With or without debate, the practice of circumcising male babies spread rapidly. In 1916 Sir Thomas Anderson Stuart, Dean of the Faculty of Medicine at Sydney University, remarked that "more and more the operation is being performed as a simple matter of hygiene". (33) By 1921 "some medical men" were advising "the circumcision of all children as a matter of routine". (34) In 1917, in a letter to the Medical Journal of Australia, J.I. Sangster of Brighton, South Australia, observed that "nowadays it has become a surgical fashion to advocate circumcision in every male infant", but he was a critic of the trend, objecting that many of the supporting arguments were based on supposition and doubting that nature was "so often at fault as to demand universal interference". (35) One other dissenting voice joined him in the wilderness, pointing out that circumcision was originally introduced as a religious ritual in which a part of the body was sacrificed. The routine removal of a normal and healthy structure, however, was "surely the last word in absurdity" and about as sensible as removing "the labia minora or the little toe". (36) These comments attracted neither support nor condemnation.

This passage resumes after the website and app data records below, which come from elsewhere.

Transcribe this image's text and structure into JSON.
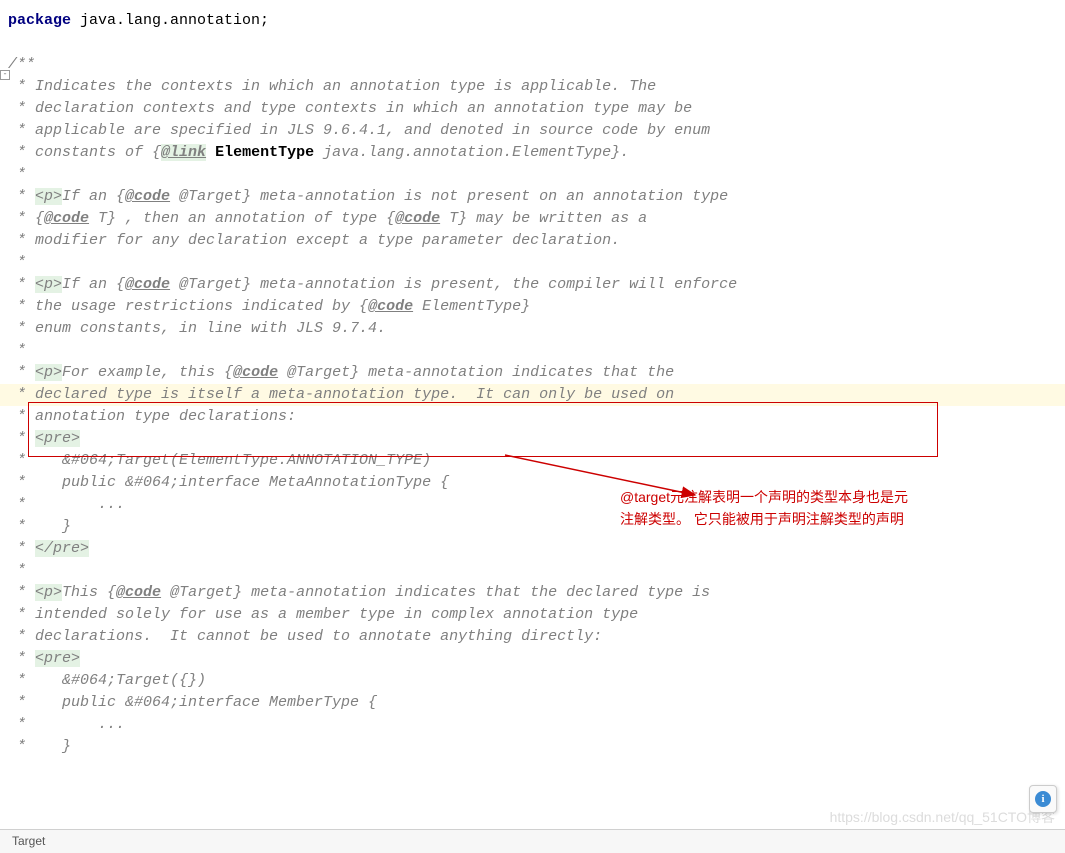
{
  "code": {
    "package_keyword": "package",
    "package_name": " java.lang.annotation;",
    "doc_open": "/**",
    "l1": " * Indicates the contexts in which an annotation type is applicable. The",
    "l2": " * declaration contexts and type contexts in which an annotation type may be",
    "l3": " * applicable are specified in JLS 9.6.4.1, and denoted in source code by enum",
    "l4a": " * constants of {",
    "l4_link": "@link",
    "l4_sp": " ",
    "l4_type": "ElementType",
    "l4b": " java.lang.annotation.ElementType}.",
    "star": " *",
    "l6a": " * ",
    "l6_p": "<p>",
    "l6b": "If an {",
    "l6_code": "@code",
    "l6c": " @Target} meta-annotation is not present on an annotation type",
    "l7a": " * {",
    "l7_code": "@code",
    "l7b": " T} , then an annotation of type {",
    "l7_code2": "@code",
    "l7c": " T} may be written as a",
    "l8": " * modifier for any declaration except a type parameter declaration.",
    "l10a": " * ",
    "l10_p": "<p>",
    "l10b": "If an {",
    "l10_code": "@code",
    "l10c": " @Target} meta-annotation is present, the compiler will enforce",
    "l11a": " * the usage restrictions indicated by {",
    "l11_code": "@code",
    "l11b": " ElementType}",
    "l12": " * enum constants, in line with JLS 9.7.4.",
    "l14a": " * ",
    "l14_p": "<p>",
    "l14b": "For example, this {",
    "l14_code": "@code",
    "l14c": " @Target} meta-annotation indicates that the",
    "l15": " * declared type is itself a meta-annotation type.  It can only be used on",
    "l16": " * annotation type declarations:",
    "l17a": " * ",
    "l17_pre": "<pre>",
    "l18": " *    &#064;Target(ElementType.ANNOTATION_TYPE)",
    "l19": " *    public &#064;interface MetaAnnotationType {",
    "l20": " *        ...",
    "l21": " *    }",
    "l22a": " * ",
    "l22_pre": "</pre>",
    "l24a": " * ",
    "l24_p": "<p>",
    "l24b": "This {",
    "l24_code": "@code",
    "l24c": " @Target} meta-annotation indicates that the declared type is",
    "l25": " * intended solely for use as a member type in complex annotation type",
    "l26": " * declarations.  It cannot be used to annotate anything directly:",
    "l27a": " * ",
    "l27_pre": "<pre>",
    "l28": " *    &#064;Target({})",
    "l29": " *    public &#064;interface MemberType {",
    "l30": " *        ...",
    "l31": " *    }"
  },
  "annotation": {
    "line1": "@target元注解表明一个声明的类型本身也是元",
    "line2": "注解类型。 它只能被用于声明注解类型的声明"
  },
  "watermark": {
    "text1": "https://blog.csdn.net/qq_51CTO博客"
  },
  "status": {
    "text": "Target"
  },
  "info": {
    "glyph": "i"
  },
  "fold": {
    "glyph": "-"
  }
}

The only other reference to circumcision I have located in the Medical Journal of Australia between 1914 and 1935 is a brief report that a certain Dr C.W.B. Littlejohn demonstrated four different methods of circumcision at a meeting of the Victorian branch of the British Medical Association in 1923; (37) the report did not reveal whether the demonstration was on live subjects. The steady advance of circumcision during the 1920s may be seen in the various editions of a guide for mothers prepared by Muriel Peck. The first edition (1925) makes no mention of the procedure, but by the fourth (1929) the foreskin is seen as a problem area that needs to be washed carefully yet not interfered with; if it is tight or long, medical advice should be sought, and if circumcision is considered necessary it should be done as early as possible. (38)